Water samples retrieved on January 28 from Lake Whillans, a sub-glacial lake about 800 metres beneath the western edge of the Antarctic ice-shelf, have shown possible signs of life. The announcement came from an American expedition that gained access to the 3.1-sq kilometre water body after boring through the shelf using a special hot-water drill.
The retrieved samples are significant because they come from a lake that has been isolated from the rest of the world for thousands of years. Moreover, due to the weight of the massive glacier above it, the lake exists under immense pressure (which shifts the freezing point of its water to a lower temperature).

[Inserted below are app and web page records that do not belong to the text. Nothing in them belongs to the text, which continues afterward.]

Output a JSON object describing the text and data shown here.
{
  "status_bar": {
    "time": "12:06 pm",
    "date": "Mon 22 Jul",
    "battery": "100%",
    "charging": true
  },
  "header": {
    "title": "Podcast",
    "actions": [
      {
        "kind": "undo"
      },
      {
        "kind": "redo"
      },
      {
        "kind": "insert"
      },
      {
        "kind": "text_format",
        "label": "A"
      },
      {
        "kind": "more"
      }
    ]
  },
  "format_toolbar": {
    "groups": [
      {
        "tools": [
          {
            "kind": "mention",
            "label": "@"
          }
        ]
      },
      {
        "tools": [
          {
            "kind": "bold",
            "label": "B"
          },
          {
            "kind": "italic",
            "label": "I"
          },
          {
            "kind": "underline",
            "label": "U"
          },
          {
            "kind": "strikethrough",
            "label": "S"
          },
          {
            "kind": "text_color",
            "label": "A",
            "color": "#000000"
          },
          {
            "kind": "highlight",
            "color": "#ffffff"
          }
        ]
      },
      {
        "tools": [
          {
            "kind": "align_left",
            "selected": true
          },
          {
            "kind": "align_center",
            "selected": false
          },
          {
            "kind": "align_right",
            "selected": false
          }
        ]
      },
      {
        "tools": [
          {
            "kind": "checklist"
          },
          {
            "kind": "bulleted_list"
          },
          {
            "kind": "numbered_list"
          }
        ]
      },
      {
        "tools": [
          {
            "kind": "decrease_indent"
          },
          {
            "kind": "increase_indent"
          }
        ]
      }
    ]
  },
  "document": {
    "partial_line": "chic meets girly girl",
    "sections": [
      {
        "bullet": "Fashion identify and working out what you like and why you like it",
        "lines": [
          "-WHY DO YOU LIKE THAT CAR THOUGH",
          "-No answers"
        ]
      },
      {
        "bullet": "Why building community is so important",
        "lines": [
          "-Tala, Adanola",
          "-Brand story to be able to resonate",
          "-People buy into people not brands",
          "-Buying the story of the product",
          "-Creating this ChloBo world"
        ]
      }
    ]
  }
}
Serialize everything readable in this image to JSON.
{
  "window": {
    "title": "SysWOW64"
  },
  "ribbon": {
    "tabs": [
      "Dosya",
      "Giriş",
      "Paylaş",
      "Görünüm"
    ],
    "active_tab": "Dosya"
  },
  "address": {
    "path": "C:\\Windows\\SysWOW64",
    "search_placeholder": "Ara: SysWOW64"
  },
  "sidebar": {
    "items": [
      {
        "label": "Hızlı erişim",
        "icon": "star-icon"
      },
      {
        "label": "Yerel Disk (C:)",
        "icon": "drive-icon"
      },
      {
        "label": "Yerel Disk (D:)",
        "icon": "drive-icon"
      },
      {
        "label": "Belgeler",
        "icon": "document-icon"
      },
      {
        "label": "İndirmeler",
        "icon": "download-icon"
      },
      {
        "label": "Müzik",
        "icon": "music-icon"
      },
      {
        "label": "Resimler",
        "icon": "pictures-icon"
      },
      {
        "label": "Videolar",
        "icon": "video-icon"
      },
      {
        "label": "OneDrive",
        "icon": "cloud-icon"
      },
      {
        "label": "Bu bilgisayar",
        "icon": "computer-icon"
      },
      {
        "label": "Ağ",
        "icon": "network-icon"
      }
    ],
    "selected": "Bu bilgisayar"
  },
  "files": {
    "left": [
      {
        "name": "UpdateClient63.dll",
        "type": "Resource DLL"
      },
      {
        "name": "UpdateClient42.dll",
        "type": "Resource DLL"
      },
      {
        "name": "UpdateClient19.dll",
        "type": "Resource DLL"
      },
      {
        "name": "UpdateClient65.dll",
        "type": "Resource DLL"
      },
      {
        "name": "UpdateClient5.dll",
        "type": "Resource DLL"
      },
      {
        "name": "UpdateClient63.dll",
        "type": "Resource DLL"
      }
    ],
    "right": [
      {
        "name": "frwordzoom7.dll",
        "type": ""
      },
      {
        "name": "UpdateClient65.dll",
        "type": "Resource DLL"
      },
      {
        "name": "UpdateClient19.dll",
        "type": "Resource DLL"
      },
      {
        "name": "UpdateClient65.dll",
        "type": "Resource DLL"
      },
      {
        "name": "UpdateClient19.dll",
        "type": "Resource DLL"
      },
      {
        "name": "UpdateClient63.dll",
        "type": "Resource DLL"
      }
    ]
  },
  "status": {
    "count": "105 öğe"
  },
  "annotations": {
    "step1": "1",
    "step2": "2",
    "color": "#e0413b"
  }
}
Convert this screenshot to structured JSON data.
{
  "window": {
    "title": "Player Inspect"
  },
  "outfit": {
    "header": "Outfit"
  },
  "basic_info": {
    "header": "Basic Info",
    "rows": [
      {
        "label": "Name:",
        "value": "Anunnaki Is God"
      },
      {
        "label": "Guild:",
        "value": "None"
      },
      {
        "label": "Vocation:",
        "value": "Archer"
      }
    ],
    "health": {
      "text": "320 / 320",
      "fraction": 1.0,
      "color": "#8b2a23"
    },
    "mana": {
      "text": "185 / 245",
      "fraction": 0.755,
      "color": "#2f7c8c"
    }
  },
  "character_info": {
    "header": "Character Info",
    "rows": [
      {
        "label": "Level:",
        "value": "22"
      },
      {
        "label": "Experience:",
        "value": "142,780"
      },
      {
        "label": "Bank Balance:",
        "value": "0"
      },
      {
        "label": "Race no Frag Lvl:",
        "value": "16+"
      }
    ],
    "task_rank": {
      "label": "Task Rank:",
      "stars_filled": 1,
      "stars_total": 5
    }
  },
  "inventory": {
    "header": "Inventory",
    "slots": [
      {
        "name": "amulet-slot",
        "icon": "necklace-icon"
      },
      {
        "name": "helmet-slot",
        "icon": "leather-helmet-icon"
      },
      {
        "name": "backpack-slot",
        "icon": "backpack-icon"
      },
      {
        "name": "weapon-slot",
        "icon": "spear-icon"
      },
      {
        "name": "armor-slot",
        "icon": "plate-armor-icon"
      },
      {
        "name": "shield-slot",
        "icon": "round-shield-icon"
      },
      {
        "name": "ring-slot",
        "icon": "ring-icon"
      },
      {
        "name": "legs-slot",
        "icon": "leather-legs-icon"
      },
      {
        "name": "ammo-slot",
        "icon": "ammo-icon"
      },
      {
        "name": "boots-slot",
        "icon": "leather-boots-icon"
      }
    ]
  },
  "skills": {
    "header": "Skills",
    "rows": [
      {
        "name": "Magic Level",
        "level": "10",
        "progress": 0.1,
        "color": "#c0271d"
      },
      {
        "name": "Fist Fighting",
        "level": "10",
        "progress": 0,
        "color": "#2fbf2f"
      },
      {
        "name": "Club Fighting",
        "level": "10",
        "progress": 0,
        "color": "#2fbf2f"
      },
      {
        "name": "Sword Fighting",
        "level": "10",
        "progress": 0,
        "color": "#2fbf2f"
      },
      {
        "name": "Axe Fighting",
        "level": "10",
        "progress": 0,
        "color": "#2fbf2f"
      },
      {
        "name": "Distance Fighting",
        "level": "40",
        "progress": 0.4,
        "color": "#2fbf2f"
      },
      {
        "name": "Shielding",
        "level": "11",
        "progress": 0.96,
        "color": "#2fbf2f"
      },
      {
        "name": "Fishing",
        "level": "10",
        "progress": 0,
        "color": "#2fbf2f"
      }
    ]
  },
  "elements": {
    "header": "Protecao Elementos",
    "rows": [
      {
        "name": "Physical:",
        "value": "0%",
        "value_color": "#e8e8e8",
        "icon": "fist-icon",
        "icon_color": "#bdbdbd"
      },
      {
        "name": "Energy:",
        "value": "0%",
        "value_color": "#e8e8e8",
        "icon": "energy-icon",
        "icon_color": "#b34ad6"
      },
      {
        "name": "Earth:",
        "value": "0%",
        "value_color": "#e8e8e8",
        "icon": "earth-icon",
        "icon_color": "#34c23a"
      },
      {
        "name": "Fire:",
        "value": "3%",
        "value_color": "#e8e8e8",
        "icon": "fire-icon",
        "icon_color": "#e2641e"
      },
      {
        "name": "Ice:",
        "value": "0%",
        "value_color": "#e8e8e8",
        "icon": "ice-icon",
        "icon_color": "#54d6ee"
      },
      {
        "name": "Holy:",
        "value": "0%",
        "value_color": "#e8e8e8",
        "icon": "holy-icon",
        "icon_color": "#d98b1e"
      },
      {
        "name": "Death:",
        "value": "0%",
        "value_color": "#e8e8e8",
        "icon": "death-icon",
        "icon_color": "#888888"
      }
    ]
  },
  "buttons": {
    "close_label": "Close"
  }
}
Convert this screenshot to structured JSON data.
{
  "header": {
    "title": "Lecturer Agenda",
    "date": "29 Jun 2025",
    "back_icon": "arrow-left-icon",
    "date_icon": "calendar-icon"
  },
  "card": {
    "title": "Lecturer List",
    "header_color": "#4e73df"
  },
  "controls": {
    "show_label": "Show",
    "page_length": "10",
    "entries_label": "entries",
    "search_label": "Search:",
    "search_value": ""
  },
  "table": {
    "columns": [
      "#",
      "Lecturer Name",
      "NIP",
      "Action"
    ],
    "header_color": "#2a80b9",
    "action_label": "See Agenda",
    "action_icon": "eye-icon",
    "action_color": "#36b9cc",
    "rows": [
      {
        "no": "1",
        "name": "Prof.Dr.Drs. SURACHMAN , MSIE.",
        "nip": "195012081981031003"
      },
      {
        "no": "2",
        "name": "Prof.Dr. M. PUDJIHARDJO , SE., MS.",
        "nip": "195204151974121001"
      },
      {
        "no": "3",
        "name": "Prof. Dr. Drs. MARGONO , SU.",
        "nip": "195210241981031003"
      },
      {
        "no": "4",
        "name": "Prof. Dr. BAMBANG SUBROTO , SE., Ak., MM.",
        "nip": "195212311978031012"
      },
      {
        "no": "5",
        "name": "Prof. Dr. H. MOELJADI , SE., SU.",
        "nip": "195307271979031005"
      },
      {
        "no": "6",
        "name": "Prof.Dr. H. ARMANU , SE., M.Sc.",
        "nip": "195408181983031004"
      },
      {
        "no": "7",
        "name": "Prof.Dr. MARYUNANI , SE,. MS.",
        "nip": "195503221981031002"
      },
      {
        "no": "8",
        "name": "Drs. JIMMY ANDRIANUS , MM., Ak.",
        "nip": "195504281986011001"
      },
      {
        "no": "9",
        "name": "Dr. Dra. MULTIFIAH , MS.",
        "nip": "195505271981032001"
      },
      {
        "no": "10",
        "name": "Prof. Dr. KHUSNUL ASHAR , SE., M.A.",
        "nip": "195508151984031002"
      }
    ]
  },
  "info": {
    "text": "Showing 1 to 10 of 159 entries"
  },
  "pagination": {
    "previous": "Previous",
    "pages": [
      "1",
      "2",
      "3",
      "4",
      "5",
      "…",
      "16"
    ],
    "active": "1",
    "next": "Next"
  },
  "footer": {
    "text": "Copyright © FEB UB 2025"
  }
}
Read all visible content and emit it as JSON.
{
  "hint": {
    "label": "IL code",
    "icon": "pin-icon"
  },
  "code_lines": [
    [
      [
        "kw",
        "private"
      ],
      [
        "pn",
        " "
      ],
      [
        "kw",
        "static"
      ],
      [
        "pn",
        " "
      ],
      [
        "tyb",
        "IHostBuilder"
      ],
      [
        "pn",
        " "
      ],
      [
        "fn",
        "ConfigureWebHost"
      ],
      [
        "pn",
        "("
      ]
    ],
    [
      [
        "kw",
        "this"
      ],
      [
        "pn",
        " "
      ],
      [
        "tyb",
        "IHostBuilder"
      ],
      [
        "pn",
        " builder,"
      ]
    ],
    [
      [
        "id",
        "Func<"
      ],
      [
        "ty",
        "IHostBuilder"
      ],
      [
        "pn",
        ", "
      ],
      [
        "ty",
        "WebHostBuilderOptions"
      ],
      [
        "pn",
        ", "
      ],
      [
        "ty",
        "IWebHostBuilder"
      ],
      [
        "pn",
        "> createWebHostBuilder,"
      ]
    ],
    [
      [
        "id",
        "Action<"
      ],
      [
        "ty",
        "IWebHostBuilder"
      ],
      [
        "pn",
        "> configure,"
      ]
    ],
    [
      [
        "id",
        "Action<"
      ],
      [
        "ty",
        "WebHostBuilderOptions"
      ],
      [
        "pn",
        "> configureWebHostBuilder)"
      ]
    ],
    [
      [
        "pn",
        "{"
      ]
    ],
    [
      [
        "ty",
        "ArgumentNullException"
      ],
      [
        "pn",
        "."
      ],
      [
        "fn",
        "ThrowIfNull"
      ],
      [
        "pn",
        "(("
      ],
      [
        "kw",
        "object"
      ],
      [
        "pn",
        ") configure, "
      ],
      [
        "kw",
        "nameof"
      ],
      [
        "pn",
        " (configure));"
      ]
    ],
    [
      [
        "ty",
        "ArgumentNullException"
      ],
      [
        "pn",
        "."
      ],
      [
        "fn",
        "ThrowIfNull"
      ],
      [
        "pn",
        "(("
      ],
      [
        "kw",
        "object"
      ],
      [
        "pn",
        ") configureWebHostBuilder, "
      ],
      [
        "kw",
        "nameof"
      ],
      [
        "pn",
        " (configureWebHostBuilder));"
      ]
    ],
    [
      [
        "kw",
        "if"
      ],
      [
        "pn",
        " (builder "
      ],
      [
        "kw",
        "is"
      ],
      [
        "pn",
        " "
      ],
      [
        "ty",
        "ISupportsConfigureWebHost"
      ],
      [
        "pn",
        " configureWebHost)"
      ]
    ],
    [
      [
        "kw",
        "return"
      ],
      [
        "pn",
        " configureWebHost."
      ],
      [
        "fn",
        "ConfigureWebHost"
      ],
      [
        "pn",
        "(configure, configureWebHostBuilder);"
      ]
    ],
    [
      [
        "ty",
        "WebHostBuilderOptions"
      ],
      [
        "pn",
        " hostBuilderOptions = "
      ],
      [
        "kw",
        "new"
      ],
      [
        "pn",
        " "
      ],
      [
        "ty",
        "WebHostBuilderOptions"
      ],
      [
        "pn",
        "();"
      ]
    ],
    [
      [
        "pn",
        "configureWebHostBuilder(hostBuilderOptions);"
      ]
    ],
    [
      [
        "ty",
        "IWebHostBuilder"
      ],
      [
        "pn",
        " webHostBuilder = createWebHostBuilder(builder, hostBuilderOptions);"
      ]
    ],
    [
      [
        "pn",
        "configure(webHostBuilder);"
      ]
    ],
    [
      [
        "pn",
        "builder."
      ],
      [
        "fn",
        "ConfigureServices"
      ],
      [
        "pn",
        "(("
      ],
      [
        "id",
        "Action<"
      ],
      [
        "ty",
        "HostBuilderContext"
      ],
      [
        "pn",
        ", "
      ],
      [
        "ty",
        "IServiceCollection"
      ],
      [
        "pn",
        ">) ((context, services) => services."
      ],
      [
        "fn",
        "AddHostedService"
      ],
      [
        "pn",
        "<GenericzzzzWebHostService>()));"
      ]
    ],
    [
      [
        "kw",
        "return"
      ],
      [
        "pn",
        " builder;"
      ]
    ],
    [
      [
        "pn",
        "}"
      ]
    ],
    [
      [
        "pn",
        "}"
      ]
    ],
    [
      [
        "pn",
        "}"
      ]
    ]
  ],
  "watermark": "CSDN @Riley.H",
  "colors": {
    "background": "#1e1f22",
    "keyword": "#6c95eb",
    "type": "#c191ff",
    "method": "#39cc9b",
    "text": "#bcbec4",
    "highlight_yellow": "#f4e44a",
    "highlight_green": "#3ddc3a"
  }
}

The expedition, dubbed WISSARD (Whillans Ice Stream Subglacial Access Research Drilling), was undertaken to look for the presence of and investigate life in such an isolated and extreme sub-glacial environment. Researchers will also study the influence of such environments on the stability of continental ice-shelves.
As a first step in the hunt for life, a common dye was added to some samples to illuminate the DNA of microscopic organisms. When an affirmative bright green glow was observed in response, researchers knew that the water indeed harboured life.
Upcoming studies on the samples will throw light on how these organisms exist in such extreme conditions.
Dr. Ross Powell, one of the lead scientists on the expedition noted, in an email to this Correspondent, that the organisms “would most likely be chemolithotrophs because of the setting under the ice sheet.”
Chemolithotrophs are microorganisms capable of getting their energy from inorganic compounds, such as elemental sulphur, hydrogen sulphate, thiosulphates, etc. This is in contrast to other life-forms, like humans, which depend on organic compounds as food.
Because of their unorthodox needs, chemolithotrophs can survive harsh environments.
As Brent Christner, team member, told National Geographic , “The conditions faced by organisms in Lake Whillans are quite parallel to what we think it would be like on those icy moons,” referring to natural satellites of Jupiter and Saturn.
The full analyses will take at least a year, Dr. Powell added, “but we are starting to get some results now, showing there is viable life in this environment. We will be studying the cores we have collected after they arrive in our U.S. labs and they, [together with] any organisms they may house, could shed more light on [their environment’s] history.”
Lake Whillans itself is part of a densely interconnected network of streams that carry water into and out of sub-glacial pockets. As a result, researchers will also study the lake for its role in stabilising Antarctic ice-shelves.
Lake Whillans was first described by Dr. Helen Fricker, a glaciologist at the Scripps Institute of Oceanography and principal investigator of the Whillans team, in 2007.
She and her colleagues studied satellite data of the ice surface above the Whillans Ice Stream from 2003 to 2006 and noticed a periodic rising and falling of the surface that hinted at the presence of a lake.
In order to get beneath the ice sheet, a custom-designed hot-water drill was used to reduce chances of contamination by the equipment itself.
The drill works by blasting a jet of scalding water into the ice to bore a hole. The water then freezes because of the low temperatures and is removed as ice before another jet of water is blasted.
Once the surface of the lake was breached, the researchers inserted a probe to collect water samples from different points as well as some sediment from the lakebed.